Dr. Robert Hartwig, an economist and president of the Insurance Information Institute (I.I.I.) for almost a decade is about to head south to join the faculty of the University of South Carolina’s Darla Moore School of Business. We caught up with him in his final days at the I.I.I. to ask him about his time in office, some of his most memorable moments and his plans for the future.
What accomplishment are you most proud of during your time as I.I.I. president?

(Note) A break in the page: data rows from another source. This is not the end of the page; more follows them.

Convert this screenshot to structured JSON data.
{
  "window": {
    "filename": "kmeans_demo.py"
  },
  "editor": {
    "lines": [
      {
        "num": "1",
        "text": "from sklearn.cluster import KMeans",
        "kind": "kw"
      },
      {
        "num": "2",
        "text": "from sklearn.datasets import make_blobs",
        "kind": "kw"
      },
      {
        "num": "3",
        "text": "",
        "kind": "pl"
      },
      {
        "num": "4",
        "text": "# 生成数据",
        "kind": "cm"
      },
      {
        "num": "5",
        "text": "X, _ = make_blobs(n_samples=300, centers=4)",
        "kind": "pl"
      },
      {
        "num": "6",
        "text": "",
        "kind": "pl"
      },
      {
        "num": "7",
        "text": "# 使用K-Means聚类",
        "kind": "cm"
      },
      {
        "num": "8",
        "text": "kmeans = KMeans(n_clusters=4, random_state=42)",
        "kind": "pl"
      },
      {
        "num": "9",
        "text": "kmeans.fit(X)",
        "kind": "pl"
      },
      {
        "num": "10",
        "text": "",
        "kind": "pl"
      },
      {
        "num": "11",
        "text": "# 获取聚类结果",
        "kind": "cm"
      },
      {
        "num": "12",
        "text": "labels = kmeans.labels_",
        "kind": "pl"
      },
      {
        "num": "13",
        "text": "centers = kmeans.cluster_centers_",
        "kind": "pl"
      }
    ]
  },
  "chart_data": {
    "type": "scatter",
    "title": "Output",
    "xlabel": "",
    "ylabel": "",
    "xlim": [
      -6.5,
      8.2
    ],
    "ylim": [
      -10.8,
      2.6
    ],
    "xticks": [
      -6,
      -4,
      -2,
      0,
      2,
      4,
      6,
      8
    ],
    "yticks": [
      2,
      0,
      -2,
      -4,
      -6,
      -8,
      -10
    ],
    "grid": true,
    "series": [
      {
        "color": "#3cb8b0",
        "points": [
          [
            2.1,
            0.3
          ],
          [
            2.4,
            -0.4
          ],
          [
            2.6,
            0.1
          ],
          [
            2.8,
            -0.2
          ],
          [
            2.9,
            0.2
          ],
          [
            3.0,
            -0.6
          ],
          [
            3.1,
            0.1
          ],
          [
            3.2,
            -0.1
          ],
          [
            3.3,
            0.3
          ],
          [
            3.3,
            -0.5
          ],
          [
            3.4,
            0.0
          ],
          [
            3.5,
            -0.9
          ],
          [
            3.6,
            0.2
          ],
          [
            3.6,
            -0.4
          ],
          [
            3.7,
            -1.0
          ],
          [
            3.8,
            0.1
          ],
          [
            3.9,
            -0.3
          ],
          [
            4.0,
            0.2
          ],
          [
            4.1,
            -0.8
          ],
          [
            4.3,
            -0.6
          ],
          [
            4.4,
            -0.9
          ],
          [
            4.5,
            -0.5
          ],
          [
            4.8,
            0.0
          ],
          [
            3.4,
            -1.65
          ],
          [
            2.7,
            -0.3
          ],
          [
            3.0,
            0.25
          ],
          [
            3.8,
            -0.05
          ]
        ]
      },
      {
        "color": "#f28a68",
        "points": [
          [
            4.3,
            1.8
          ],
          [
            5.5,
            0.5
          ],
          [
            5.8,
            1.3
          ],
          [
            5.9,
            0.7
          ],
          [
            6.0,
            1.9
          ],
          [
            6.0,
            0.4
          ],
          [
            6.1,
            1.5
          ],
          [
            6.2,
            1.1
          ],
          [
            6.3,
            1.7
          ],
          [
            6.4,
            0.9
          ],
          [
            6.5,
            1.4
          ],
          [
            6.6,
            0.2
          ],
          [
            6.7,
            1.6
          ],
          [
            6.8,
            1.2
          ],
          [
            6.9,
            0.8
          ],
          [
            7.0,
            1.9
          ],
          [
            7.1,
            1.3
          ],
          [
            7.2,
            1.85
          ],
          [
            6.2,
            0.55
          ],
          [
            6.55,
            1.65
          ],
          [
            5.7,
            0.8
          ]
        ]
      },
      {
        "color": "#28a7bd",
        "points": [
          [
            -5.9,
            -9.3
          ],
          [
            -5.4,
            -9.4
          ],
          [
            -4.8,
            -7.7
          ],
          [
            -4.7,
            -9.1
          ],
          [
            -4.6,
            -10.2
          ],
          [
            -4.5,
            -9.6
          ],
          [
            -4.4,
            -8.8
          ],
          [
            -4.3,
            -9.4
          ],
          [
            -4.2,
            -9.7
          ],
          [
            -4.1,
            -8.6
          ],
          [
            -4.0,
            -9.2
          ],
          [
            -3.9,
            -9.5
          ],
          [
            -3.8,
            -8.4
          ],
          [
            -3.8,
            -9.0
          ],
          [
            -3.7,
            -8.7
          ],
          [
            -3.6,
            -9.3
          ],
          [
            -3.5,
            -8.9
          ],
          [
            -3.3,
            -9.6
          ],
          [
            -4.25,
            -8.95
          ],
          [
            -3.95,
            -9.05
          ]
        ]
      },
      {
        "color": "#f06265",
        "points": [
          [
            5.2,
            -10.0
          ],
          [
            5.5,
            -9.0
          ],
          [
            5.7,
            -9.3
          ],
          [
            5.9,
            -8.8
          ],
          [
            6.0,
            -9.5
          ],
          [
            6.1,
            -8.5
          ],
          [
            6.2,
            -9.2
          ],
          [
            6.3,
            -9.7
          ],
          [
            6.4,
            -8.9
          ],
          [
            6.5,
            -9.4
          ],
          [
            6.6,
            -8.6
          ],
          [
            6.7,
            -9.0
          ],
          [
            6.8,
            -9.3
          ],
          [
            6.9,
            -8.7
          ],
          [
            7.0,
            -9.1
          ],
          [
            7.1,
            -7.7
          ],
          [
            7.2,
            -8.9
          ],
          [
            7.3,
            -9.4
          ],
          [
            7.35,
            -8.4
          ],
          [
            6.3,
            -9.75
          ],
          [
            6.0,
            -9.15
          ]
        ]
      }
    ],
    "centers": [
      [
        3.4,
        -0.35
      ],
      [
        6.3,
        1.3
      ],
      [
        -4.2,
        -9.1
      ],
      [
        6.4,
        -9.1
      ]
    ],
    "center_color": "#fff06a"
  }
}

Bob Hartwig: Over the past 10 years we’ve built an extraordinary brand around the Insurance Information Institute name. The I.I.I. is the trusted source for insurance information, analysis and expertise. The organization’s credibility is its currency among its many stakeholders including not only consumers, insurers and media but also legislators, regulators, academics and more. I’m also very proud of the way that we’ve been able to use cutting edge technology to further our mission of sharing with the world how this vital industry works and the critical role it plays in the global economy.
What was your most challenging day in office?

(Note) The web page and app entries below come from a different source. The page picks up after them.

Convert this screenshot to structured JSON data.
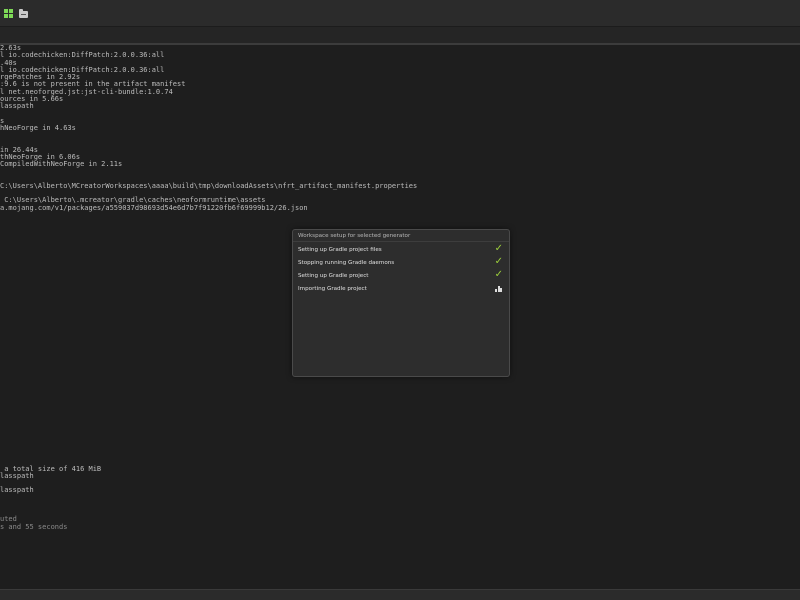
{
  "console": {
    "lines": [
      "2.63s",
      "l io.codechicken:DiffPatch:2.0.0.36:all",
      ".40s",
      "l io.codechicken:DiffPatch:2.0.0.36:all",
      "rgePatches in 2.92s",
      ":9.6 is not present in the artifact manifest",
      "l net.neoforged.jst:jst-cli-bundle:1.0.74",
      "ources in 5.66s",
      "lasspath",
      "",
      "s",
      "hNeoForge in 4.63s",
      "",
      "",
      "in 26.44s",
      "thNeoForge in 6.06s",
      "CompiledWithNeoForge in 2.11s",
      "",
      "",
      "C:\\Users\\Alberto\\MCreatorWorkspaces\\aaaa\\build\\tmp\\downloadAssets\\nfrt_artifact_manifest.properties",
      "",
      " C:\\Users\\Alberto\\.mcreator\\gradle\\caches\\neoformruntime\\assets",
      "a.mojang.com/v1/packages/a559037d98693d54e6d7b7f91220fb6f69999b12/26.json",
      "",
      "",
      "",
      "",
      "",
      "",
      "",
      "",
      "",
      "",
      "",
      "",
      "",
      "",
      "",
      "",
      "",
      "",
      "",
      "",
      "",
      "",
      "",
      "",
      "",
      "",
      "",
      "",
      "",
      "",
      "",
      "",
      "",
      "",
      "",
      " a total size of 416 MiB",
      "lasspath",
      "",
      "lasspath",
      "",
      "",
      "",
      "uted",
      "s and 55 seconds"
    ]
  },
  "dialog": {
    "title": "Workspace setup for selected generator",
    "steps": [
      {
        "label": "Setting up Gradle project files",
        "status": "done",
        "icon": "check-icon"
      },
      {
        "label": "Stopping running Gradle daemons",
        "status": "done",
        "icon": "check-icon"
      },
      {
        "label": "Setting up Gradle project",
        "status": "done",
        "icon": "check-icon"
      },
      {
        "label": "Importing Gradle project",
        "status": "in-progress",
        "icon": "working-icon"
      }
    ],
    "check_glyph": "✓"
  },
  "colors": {
    "background": "#1e1e1e",
    "accent_green": "#9ccf3c",
    "text": "#bdbdbd"
  }
}
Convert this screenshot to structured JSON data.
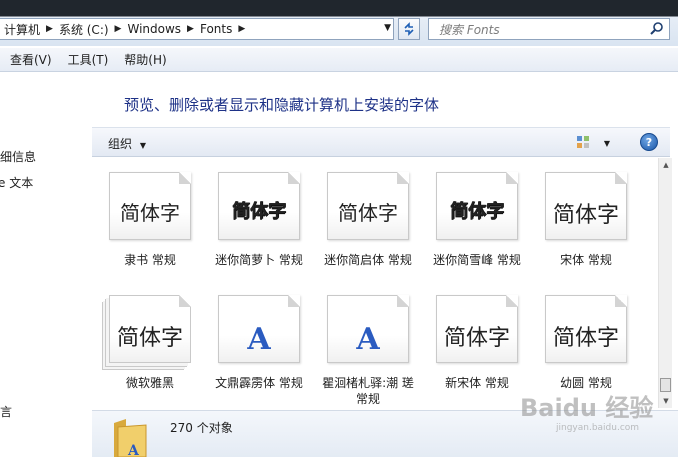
{
  "address": {
    "crumbs": [
      "计算机",
      "系统 (C:)",
      "Windows",
      "Fonts"
    ]
  },
  "search": {
    "placeholder": "搜索 Fonts"
  },
  "menu": {
    "view": "查看(V)",
    "tools": "工具(T)",
    "help": "帮助(H)"
  },
  "nav": {
    "item1": "详细信息",
    "item2": "e 文本",
    "item3": "语言"
  },
  "heading": "预览、删除或者显示和隐藏计算机上安装的字体",
  "toolbar": {
    "organize": "组织"
  },
  "fonts": [
    {
      "sample": "简体字",
      "name": "隶书 常规"
    },
    {
      "sample": "简体字",
      "name": "迷你简萝卜 常规"
    },
    {
      "sample": "简体字",
      "name": "迷你简启体 常规"
    },
    {
      "sample": "简体字",
      "name": "迷你简雪峰 常规"
    },
    {
      "sample": "简体字",
      "name": "宋体 常规"
    },
    {
      "sample": "简体字",
      "name": "微软雅黑"
    },
    {
      "sample": "A",
      "name": "文鼎霹雳体 常规"
    },
    {
      "sample": "A",
      "name": "瞿洄楮札驿:潮 瑳 常规"
    },
    {
      "sample": "简体字",
      "name": "新宋体 常规"
    },
    {
      "sample": "简体字",
      "name": "幼圆 常规"
    }
  ],
  "status": {
    "count": "270 个对象"
  },
  "watermark": {
    "brand": "Baidu 经验",
    "url": "jingyan.baidu.com"
  },
  "colors": {
    "heading": "#1e3287",
    "accent": "#2a5bc0"
  }
}
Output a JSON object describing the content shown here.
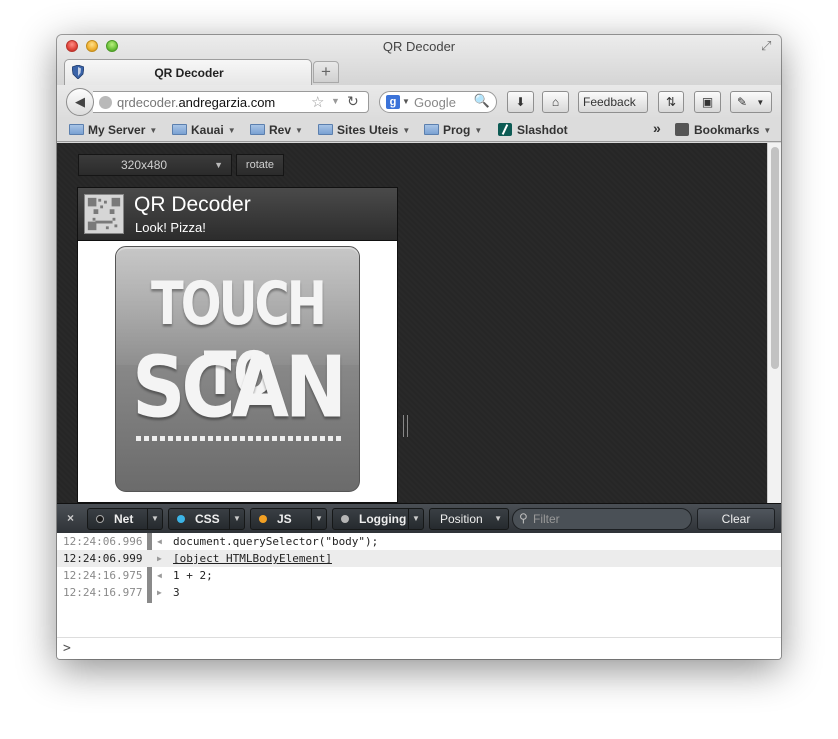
{
  "window": {
    "title": "QR Decoder"
  },
  "tab": {
    "title": "QR Decoder"
  },
  "newtab_label": "+",
  "navbar": {
    "url_domain_prefix": "qrdecoder.",
    "url_domain_main": "andregarzia.com",
    "search_engine_letter": "g",
    "search_placeholder": "Google",
    "feedback_label": "Feedback"
  },
  "bookmarks": [
    {
      "label": "My Server",
      "icon": "folder-icon"
    },
    {
      "label": "Kauai",
      "icon": "folder-icon"
    },
    {
      "label": "Rev",
      "icon": "folder-icon"
    },
    {
      "label": "Sites Uteis",
      "icon": "folder-icon"
    },
    {
      "label": "Prog",
      "icon": "folder-icon"
    },
    {
      "label": "Slashdot",
      "icon": "slashdot-icon"
    }
  ],
  "bookmarks_overflow": "»",
  "bookmarks_menu_label": "Bookmarks",
  "emulator": {
    "size_value": "320x480",
    "rotate_label": "rotate"
  },
  "app": {
    "title": "QR Decoder",
    "subtitle": "Look! Pizza!",
    "scan_line1": "TOUCH TO",
    "scan_line2": "SCAN"
  },
  "console": {
    "close_label": "×",
    "filters": [
      {
        "label": "Net",
        "color": "#1a1a1a"
      },
      {
        "label": "CSS",
        "color": "#3cb4e6"
      },
      {
        "label": "JS",
        "color": "#f2a023"
      },
      {
        "label": "Logging",
        "color": "#b5b5b5"
      }
    ],
    "position_label": "Position",
    "filter_placeholder": "Filter",
    "clear_label": "Clear",
    "rows": [
      {
        "time": "12:24:06.996",
        "dir": "◀",
        "text": "document.querySelector(\"body\");"
      },
      {
        "time": "12:24:06.999",
        "dir": "▶",
        "text": "[object HTMLBodyElement]"
      },
      {
        "time": "12:24:16.975",
        "dir": "◀",
        "text": "1 + 2;"
      },
      {
        "time": "12:24:16.977",
        "dir": "▶",
        "text": "3"
      }
    ],
    "prompt": ">"
  }
}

BH: 9/11. No question about it. The I.I.I.’s offices in lower Manhattan were only a few blocks from the World Trade Center site. We watched real time from our 24th floor office at 110 William Street as the towers fell. Our building was hit by flying debris and enveloped in smoke. As the horror of that day was unfolding before our eyes, we were at the same time working to make sure that media and others understood that insurers would be standing by their commitments and would work tirelessly to help the tens of thousands of impacted policyholders, the city of New York and the United States as a whole get back on their feet.
You’ve made hundreds of TV appearances over the years representing the industry. Any memorable moments you can share with us?
BH: There are so many, but once again I go back to 9/11. One or two days after the event I was invited to appear on the set of 60 Minutes. I had appeared in the press calling for a Marshall Plan for Manhattan and once again was there to assure a nervous country that insurers were committed to helping rebuild.
You’ve rubbed shoulders with more than a few famous people on the insurance speaking circuit. Who were you most excited to meet and why?
BH: It’s not always the most famous person who delivers the best speech. I had the chance to meet Bill Clinton, who’s quite a compelling speaker. Recently, I met Arnold Schwarzenegger—who appeared at a fundraising event for insurance education in his capacity as a former governor of California. I thought he had a particularly inspiring story that would appeal to many young people. Perhaps the smartest person I ever met and a personal hero to me was John Nash, recipient of the Nobel Prize in Economics in 1994 and depicted in the movie “A Beautiful Mind.” I adapted some of the work he had done in the field of game theory in my PhD dissertation. I met him in 2013 at the age of 84, two years before he and his wife died in a tragic car accident.
When you’re not in the classroom cultivating the next generation of insurance minds, where can we find you?
BH: Well, you’re likely to find me out running or biking on rural roads in South Carolina. That said, I bought a house on a lake in South Carolina and may soon indulge myself with a boat—so before too long you’re likely to find me at my favorite fishing hole!
I’m sure I speak on behalf of many of our readers in thanking Bob for his leadership and wishing him all the best in the next chapter!